Work task: Whenever the word "JSON" turns up in a line below, that line should be copied.

━━━━━ Records

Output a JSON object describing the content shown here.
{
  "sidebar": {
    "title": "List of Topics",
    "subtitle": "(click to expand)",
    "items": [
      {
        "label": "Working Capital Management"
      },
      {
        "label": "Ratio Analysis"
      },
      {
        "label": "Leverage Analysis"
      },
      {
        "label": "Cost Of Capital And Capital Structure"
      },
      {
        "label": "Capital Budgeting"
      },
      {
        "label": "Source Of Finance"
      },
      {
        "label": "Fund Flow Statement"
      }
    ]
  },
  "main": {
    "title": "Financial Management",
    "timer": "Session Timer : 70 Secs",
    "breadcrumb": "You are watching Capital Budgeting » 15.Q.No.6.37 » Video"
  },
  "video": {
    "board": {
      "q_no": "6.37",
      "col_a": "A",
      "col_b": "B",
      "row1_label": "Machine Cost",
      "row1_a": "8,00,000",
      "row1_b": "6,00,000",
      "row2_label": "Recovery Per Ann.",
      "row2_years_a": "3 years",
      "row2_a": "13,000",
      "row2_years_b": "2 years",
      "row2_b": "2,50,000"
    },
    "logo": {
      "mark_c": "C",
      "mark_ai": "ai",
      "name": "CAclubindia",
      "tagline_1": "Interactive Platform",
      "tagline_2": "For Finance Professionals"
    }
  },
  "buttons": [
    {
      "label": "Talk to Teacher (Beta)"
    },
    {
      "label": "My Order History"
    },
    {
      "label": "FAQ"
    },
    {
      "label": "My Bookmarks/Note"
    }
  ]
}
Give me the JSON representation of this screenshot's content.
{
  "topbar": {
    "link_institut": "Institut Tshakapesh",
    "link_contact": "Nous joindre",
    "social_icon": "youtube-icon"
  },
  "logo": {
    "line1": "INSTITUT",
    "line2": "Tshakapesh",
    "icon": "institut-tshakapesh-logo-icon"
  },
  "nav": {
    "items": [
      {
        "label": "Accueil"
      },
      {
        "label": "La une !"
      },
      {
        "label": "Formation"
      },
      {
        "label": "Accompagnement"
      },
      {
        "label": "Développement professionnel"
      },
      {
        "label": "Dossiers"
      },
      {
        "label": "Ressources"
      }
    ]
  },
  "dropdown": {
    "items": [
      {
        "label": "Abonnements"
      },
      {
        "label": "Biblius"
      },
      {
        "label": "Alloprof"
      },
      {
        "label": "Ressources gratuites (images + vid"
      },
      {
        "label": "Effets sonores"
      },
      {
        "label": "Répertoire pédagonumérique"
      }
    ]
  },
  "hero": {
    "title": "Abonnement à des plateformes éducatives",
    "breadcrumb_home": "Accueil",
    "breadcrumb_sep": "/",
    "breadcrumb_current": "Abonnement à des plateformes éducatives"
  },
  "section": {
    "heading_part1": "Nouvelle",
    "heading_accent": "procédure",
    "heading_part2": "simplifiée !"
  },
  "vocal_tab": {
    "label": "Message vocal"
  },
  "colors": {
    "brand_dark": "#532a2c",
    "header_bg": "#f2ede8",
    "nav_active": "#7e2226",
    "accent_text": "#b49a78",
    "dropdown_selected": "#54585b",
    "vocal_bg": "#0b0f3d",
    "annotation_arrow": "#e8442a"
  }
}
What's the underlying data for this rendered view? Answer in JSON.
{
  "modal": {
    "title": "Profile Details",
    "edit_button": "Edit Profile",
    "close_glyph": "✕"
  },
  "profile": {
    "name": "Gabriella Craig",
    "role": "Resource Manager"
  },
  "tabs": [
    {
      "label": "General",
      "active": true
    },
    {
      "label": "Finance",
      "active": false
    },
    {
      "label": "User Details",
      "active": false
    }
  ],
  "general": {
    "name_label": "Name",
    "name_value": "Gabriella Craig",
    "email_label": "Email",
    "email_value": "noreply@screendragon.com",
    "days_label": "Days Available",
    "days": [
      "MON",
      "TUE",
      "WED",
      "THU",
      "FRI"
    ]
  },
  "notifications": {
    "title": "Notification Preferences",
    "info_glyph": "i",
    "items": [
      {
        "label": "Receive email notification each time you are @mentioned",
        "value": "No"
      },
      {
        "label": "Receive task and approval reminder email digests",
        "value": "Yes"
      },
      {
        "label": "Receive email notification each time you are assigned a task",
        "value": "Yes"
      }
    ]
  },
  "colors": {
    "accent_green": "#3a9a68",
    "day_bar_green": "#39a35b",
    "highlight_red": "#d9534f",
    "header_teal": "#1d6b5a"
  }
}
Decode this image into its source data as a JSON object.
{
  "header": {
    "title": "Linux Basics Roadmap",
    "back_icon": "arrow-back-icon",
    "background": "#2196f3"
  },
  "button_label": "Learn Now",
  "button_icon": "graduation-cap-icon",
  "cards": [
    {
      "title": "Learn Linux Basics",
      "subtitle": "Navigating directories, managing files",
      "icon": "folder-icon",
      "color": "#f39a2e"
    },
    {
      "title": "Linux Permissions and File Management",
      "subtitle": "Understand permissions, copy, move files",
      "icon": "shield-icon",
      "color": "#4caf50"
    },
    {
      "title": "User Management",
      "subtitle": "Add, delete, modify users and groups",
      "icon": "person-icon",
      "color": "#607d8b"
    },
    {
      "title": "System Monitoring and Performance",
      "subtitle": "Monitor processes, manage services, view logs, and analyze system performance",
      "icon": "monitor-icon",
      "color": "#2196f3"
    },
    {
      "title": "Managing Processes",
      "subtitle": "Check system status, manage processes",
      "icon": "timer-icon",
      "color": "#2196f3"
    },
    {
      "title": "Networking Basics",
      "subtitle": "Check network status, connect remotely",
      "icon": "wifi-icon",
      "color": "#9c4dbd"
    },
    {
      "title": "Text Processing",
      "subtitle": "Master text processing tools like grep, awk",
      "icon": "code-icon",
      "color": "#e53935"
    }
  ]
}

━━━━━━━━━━

Answer box:
Output a JSON object describing the content shown here.
Give me the JSON representation of this screenshot's content.
What's the underlying data for this rendered view? Answer in JSON.
Decode this image into its source data as a JSON object.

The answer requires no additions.